Chappell is opening a job resource center at the Villas del Mar apartments. On this night, he was out asking neighbors what it would take to make their lives better.
"What we're doing, we're going to be providing CDL classes, forklift classes, CNA classes," Chappell said.
Opportunity doesn't knock very often in a community where a steady job is rare.
"People are worried about eating out here," Chappell said.
And crime is on the rise: double the sex assaults this year over last and four-times the homicides.
"But crime and drug dealers come as a result of inadequate resources, no access," Chappell said.
Chappell knows the cycle well. He first moved to The Trail back in 1983.
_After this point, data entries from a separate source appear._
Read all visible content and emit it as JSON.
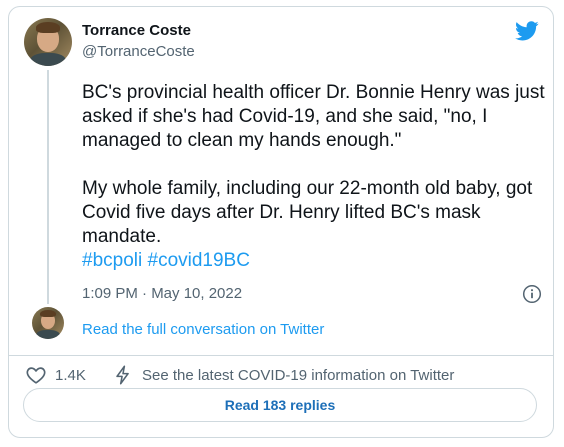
{
  "tweet": {
    "author_name": "Torrance Coste",
    "author_handle": "@TorranceCoste",
    "paragraph_1": "BC's provincial health officer Dr. Bonnie Henry was just asked if she's had Covid-19, and she said, \"no, I managed to clean my hands enough.\"",
    "paragraph_2": "My whole family, including our 22-month old baby, got Covid five days after Dr. Henry lifted BC's mask mandate.",
    "hashtags": [
      "#bcpoli",
      "#covid19BC"
    ],
    "timestamp": "1:09 PM · May 10, 2022"
  },
  "thread": {
    "read_conversation_label": "Read the full conversation on Twitter"
  },
  "actions": {
    "like_count": "1.4K",
    "covid_info_label": "See the latest COVID-19 information on Twitter",
    "replies_label": "Read 183 replies"
  },
  "colors": {
    "accent": "#1d9bf0",
    "text": "#0f1419",
    "muted": "#536471",
    "border": "#cfd9de"
  },
  "icons": [
    "twitter-bird-icon",
    "info-icon",
    "heart-icon",
    "bolt-icon"
  ]
}
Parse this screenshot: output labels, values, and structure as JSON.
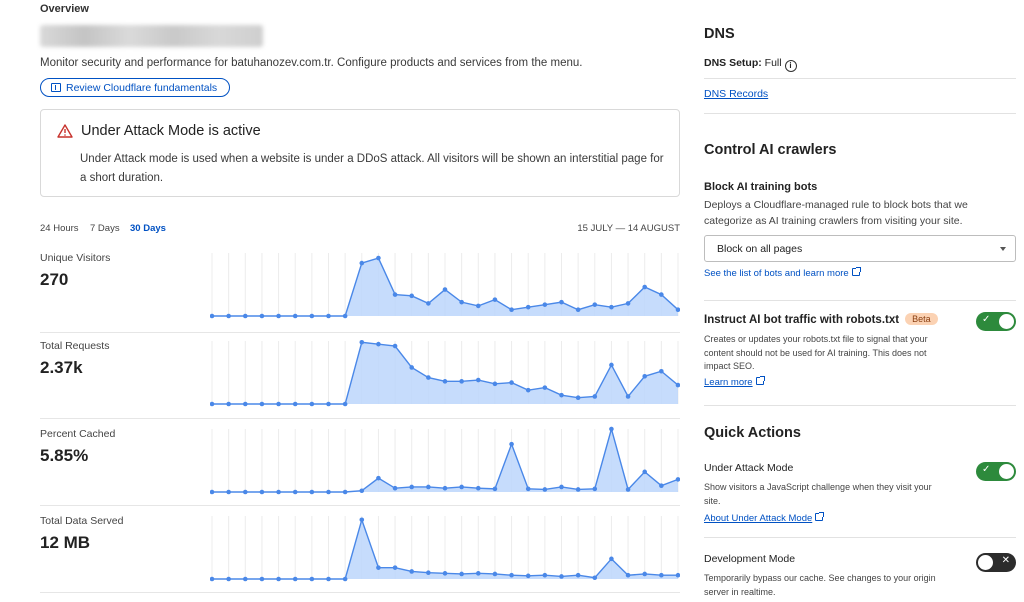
{
  "header": {
    "overview": "Overview",
    "monitor_text": "Monitor security and performance for batuhanozev.com.tr. Configure products and services from the menu.",
    "review_button": "Review Cloudflare fundamentals"
  },
  "alert": {
    "title": "Under Attack Mode is active",
    "body": "Under Attack mode is used when a website is under a DDoS attack. All visitors will be shown an interstitial page for a short duration."
  },
  "range": {
    "options": [
      "24 Hours",
      "7 Days",
      "30 Days"
    ],
    "active": "30 Days",
    "dates": "15 JULY — 14 AUGUST"
  },
  "metrics": [
    {
      "label": "Unique Visitors",
      "value": "270"
    },
    {
      "label": "Total Requests",
      "value": "2.37k"
    },
    {
      "label": "Percent Cached",
      "value": "5.85%"
    },
    {
      "label": "Total Data Served",
      "value": "12 MB"
    }
  ],
  "chart_data": [
    {
      "type": "area",
      "name": "Unique Visitors",
      "x_count": 29,
      "values": [
        0,
        0,
        0,
        0,
        0,
        0,
        0,
        0,
        0,
        84,
        92,
        34,
        32,
        20,
        42,
        22,
        16,
        26,
        10,
        14,
        18,
        22,
        10,
        18,
        14,
        20,
        46,
        34,
        10
      ]
    },
    {
      "type": "area",
      "name": "Total Requests",
      "x_count": 29,
      "values": [
        0,
        0,
        0,
        0,
        0,
        0,
        0,
        0,
        0,
        98,
        95,
        92,
        58,
        42,
        36,
        36,
        38,
        32,
        34,
        22,
        26,
        14,
        10,
        12,
        62,
        12,
        44,
        52,
        30
      ]
    },
    {
      "type": "area",
      "name": "Percent Cached",
      "x_count": 29,
      "values": [
        0,
        0,
        0,
        0,
        0,
        0,
        0,
        0,
        0,
        2,
        22,
        6,
        8,
        8,
        6,
        8,
        6,
        5,
        76,
        5,
        4,
        8,
        4,
        5,
        100,
        4,
        32,
        10,
        20
      ]
    },
    {
      "type": "area",
      "name": "Total Data Served",
      "x_count": 29,
      "values": [
        0,
        0,
        0,
        0,
        0,
        0,
        0,
        0,
        0,
        94,
        18,
        18,
        12,
        10,
        9,
        8,
        9,
        8,
        6,
        5,
        6,
        4,
        6,
        2,
        32,
        6,
        8,
        6,
        6
      ]
    }
  ],
  "dns": {
    "title": "DNS",
    "setup_label": "DNS Setup:",
    "setup_value": "Full",
    "records_link": "DNS Records"
  },
  "ai_crawlers": {
    "title": "Control AI crawlers",
    "block_title": "Block AI training bots",
    "block_desc": "Deploys a Cloudflare-managed rule to block bots that we categorize as AI training crawlers from visiting your site.",
    "select_value": "Block on all pages",
    "bots_link": "See the list of bots and learn more",
    "robots_title": "Instruct AI bot traffic with robots.txt",
    "robots_badge": "Beta",
    "robots_desc": "Creates or updates your robots.txt file to signal that your content should not be used for AI training. This does not impact SEO.",
    "robots_link": "Learn more",
    "robots_enabled": true
  },
  "quick_actions": {
    "title": "Quick Actions",
    "uam_title": "Under Attack Mode",
    "uam_desc": "Show visitors a JavaScript challenge when they visit your site.",
    "uam_link": "About Under Attack Mode",
    "uam_enabled": true,
    "dev_title": "Development Mode",
    "dev_desc": "Temporarily bypass our cache. See changes to your origin server in realtime.",
    "dev_enabled": false
  },
  "colors": {
    "accent": "#0051c3",
    "chart_fill": "#bcd6fb",
    "chart_line": "#4a88e8",
    "toggle_on": "#2d8a3c"
  }
}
"Waking up and seeing poverty all the time, it kind of instills inside you a belief that nothing's going to change," Chappell said. "There's no opportunity to do anything. And I believe that the only people that are going to be able to change that are the people that come from it."
As night settles in, he heads to the only neighborhood gathering point, a late-night laundromat run by an old friend who remembers Chappell from a different time.
"He used to be that guy that would rule with an iron fist," said the friend, who answers to the nickname "Bone."
Chappell helped start gangs on the Las Vegas Trail. He started a Fort Worth branch of the notorious Los Angeles-based Crips in the late 1980s.
"In the beginning, it started out as more like a brotherhood," Chappell said.
But it nearly cost him his life. He's been shot six times, and he spent 21 years behind bars on three felony convictions.
"Half my life I've spent incarcerated," he said.
It's a new day now, and Chappell has a new purpose. His past is a debt he's constantly working off. On this day, he and two fellow activists rounded up a group of kids who should be in school.
"Who better to explain to these kids what not to do than somebody who's experienced it?" Chappell said.
But first, he listened to 13-year-old Octavio Ortiz.
"It's a lot of things going on that no one really knows about, because they're not in this place, and people talk bad about people that don't have money," Ortiz said.
Lots of people are talking about The Trail. The city started a new Las Vegas Trail revitalization team. It's a mix of public safety, school leaders and social service agencies focused on key issues like crime, education and economic development.
Chappell is the team's community liaison.
"And I appreciate them a great deal for bringing the resources, bringing the attention and committing to it," he said. "The only thing is that I live out here. I live right around the corner. When you're living out here, where the next 10 minutes could count, the next 15 seconds could be a situation that could change your life, you know. Three weeks from now seems like an eternity."
So he's doing what he can now. After school, kids get a free meal, art classes and a mentor, at his first resource center already running in the neighboring Serrano Ranch apartments.
"There is no off time," Chappell said. "There's no 'I'll work five days a week.' This is 24 hours a day, seven days a week, because this is our life."
His redemption is a metaphor for a community striving to lift itself from generations of decay.
"Regardless of how many times you make a mistake, regardless of how bad it might look, if I can do it anybody can," Chappell said.
As night nears again, local pastors have organized a neighborhood fish fry, working to bind the community closer together and inspire a hunger to rise.
"Bring back some sense of unity among people," Chappell said. "We're going to have to set aside our differences and work together to change this community."
Chappell is in talks with the city to try and get some funding, but right now he's doing all of this on his own.